§ **Work required**
State how many lines in the records hold the word "true", giving the number and no other text.
══════
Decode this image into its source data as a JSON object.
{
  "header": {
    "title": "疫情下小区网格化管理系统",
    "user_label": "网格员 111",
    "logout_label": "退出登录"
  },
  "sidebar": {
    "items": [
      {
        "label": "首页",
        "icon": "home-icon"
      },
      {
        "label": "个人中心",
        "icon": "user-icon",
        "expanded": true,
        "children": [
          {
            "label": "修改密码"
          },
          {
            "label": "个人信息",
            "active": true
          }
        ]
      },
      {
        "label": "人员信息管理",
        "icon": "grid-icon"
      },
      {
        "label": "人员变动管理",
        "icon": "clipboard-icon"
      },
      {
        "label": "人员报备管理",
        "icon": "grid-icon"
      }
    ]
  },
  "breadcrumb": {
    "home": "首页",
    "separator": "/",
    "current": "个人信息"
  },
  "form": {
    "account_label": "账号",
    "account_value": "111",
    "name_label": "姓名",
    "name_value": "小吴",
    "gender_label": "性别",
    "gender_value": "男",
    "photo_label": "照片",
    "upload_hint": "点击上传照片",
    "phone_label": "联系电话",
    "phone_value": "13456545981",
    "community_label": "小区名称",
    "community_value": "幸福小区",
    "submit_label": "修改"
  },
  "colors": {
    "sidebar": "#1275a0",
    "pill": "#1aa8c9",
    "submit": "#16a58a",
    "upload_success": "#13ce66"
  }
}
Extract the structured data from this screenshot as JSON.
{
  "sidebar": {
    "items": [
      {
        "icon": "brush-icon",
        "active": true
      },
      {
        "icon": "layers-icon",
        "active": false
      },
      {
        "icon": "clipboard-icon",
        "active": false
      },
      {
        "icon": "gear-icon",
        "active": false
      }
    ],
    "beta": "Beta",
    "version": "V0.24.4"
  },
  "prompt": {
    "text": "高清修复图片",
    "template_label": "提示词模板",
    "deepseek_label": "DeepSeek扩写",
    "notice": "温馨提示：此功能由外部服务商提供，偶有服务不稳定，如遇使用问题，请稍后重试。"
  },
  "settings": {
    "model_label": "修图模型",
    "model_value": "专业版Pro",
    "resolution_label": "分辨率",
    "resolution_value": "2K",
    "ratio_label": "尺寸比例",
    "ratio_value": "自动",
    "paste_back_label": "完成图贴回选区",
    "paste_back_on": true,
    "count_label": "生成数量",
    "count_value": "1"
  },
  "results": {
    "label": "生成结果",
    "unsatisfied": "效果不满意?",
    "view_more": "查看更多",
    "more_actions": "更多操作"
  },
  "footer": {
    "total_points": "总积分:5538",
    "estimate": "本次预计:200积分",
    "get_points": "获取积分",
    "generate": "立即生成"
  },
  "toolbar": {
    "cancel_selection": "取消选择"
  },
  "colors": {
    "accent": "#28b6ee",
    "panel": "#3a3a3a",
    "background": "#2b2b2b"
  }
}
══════
§ **Solved exercise**
4